Here's How Your Relationships Affect Your Physical Health
You probably realize the impact your relationships have on your mental and emotional health. But, do you realize the impact they have on your physical health?
The negative impacts of a bad relationship
Portland State University Institute on Aging carried out a survey which revealed people who live with long-term conflict with family, loved ones, or friends are more likely to suffer from health problems.
An additional study of British civil servants revealed that those with negative relationships were 34% more likely to develop serious health problems.
It makes sense. If you're constantly under stress or feeling negative about yourself and your life, you might make poor health choices.
The benefits of a good relationship
However, if you have strong, positive relationships and surround yourself with people who inspire you, you're more likely to have better physical health.
Diet and exercise
Having friends and family who're committed to their own health can keep you on track. If your friends order healthy options at brunch, you’re more likely to choose nutritious food options, too. If your friends like to work out, you can make plans to hit the gym together. This way, you stay motivated and accountable.
Healthy relationships also help you make other healthy choices. For example, you’re less likely to over-consume alcohol, use drugs, or even use tobacco products when you have positive relationships.

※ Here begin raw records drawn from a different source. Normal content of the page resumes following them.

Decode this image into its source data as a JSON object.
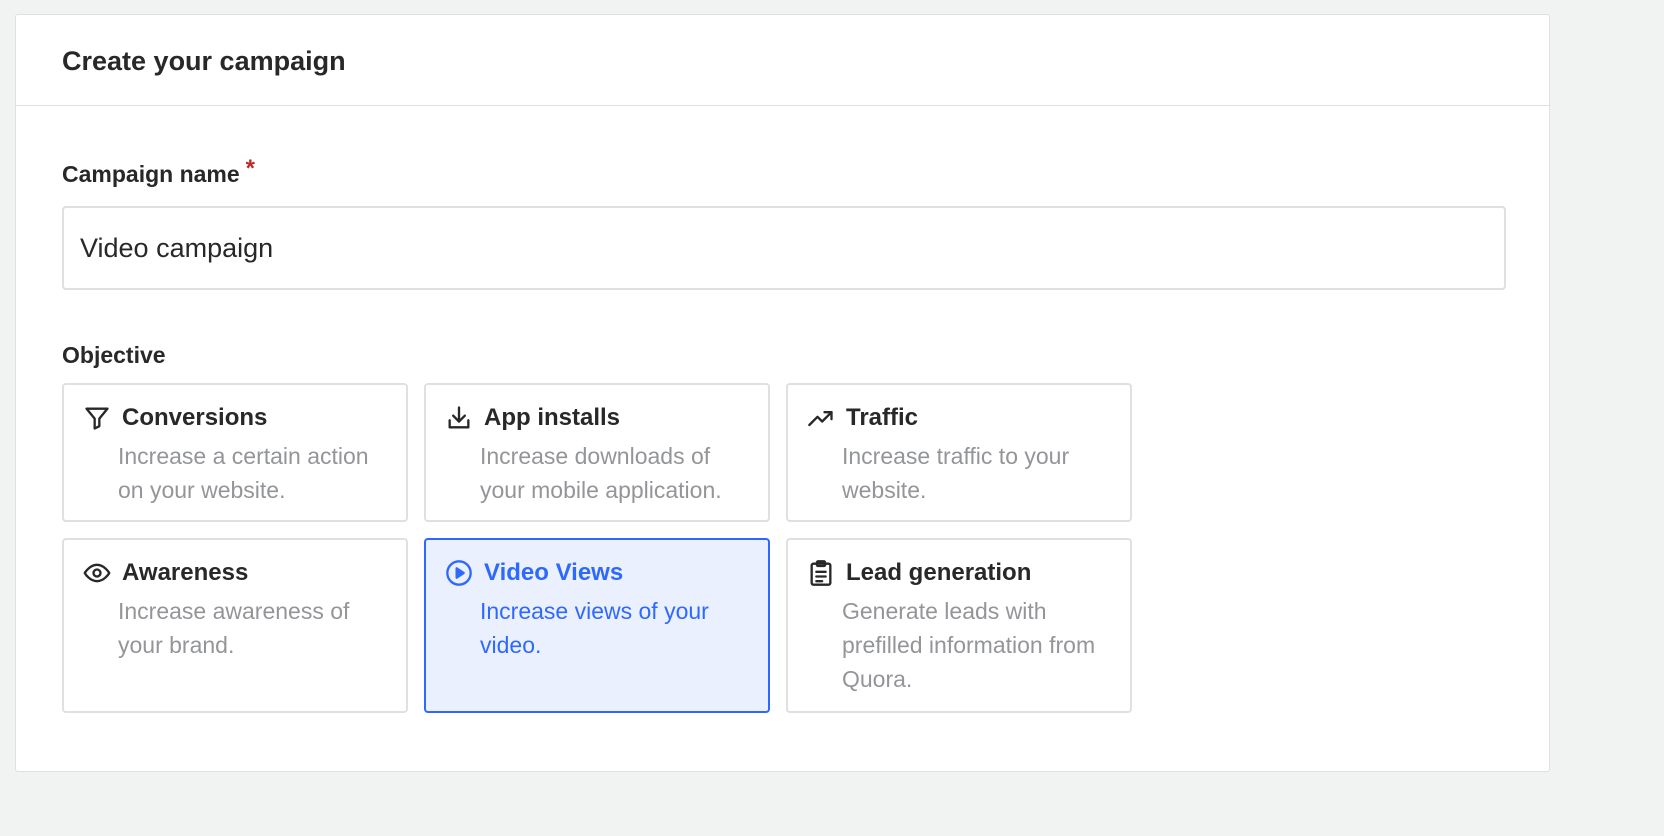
{
  "header": {
    "title": "Create your campaign"
  },
  "campaign_name": {
    "label": "Campaign name",
    "required_marker": "*",
    "value": "Video campaign"
  },
  "objective": {
    "label": "Objective",
    "options": [
      {
        "title": "Conversions",
        "description": "Increase a certain action on your website.",
        "icon": "funnel-icon",
        "selected": false
      },
      {
        "title": "App installs",
        "description": "Increase downloads of your mobile application.",
        "icon": "download-icon",
        "selected": false
      },
      {
        "title": "Traffic",
        "description": "Increase traffic to your website.",
        "icon": "trending-up-icon",
        "selected": false
      },
      {
        "title": "Awareness",
        "description": "Increase awareness of your brand.",
        "icon": "eye-icon",
        "selected": false
      },
      {
        "title": "Video Views",
        "description": "Increase views of your video.",
        "icon": "play-circle-icon",
        "selected": true
      },
      {
        "title": "Lead generation",
        "description": "Generate leads with prefilled information from Quora.",
        "icon": "clipboard-icon",
        "selected": false
      }
    ]
  },
  "colors": {
    "accent": "#2e69ff",
    "selected_background": "#ebf0ff",
    "required": "#b92b27",
    "muted_text": "#939598"
  }
}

There are plenty of articles that explain how loneliness, whether you’re alone or in a bad relationship where you feel alone, contributes to depression. And while depression is technically a mental health issue, it can also have a severe impact on your physical well-being. For example, depression disrupts your sleep, which contributes to your risk of high blood pressure, heart disease, and fatigue-related accidents.
Stress also takes a physical toll on your body. It can cause painful muscle tension and can lead to unhealthy habits, such as drinking alcohol or using drugs and tobacco.
When you’re less stressed, your body produces less cortisol, the hormone responsible for your fight-or-flight response. When your body continuously produces cortisol, you end up fatigued and vulnerable to illness.
More rapid recovery
Researchers from Emory and Rutgers University completed a study that revealed people in happy, healthy relationships recovered from heart surgery quicker than other patients without strong relationships. The patients in healthy relationships also reported higher confidence in their ability to cope with post-surgical pain.
How to improve your relationships and health
All relationships, with family, friends, and loved ones, have their ups and downs. You can learn and practice conflict resolution techniques to keep the air clear.
While your family and partner love you, open and honest communication ensures they're aware of your needs. Clear conversations help you work together to keep your relationships positive and strong.
In some cases, the people in your life won’t meet you halfway to strengthen your relationships. Limit the time you spend with people who make you feel bad or have a negative influence on your life and well-being.
If you’re concerned about your health and how your relationships impact it, contact Dr. Padma Sripada at Columbia Internal Medicine.
Dr. Sripada offers comprehensive medical care and treatment to help you improve your physical, mental, and emotional health. She can also direct you to resources to help you address unhealthy relationships.
Visit our website here to schedule an appointment.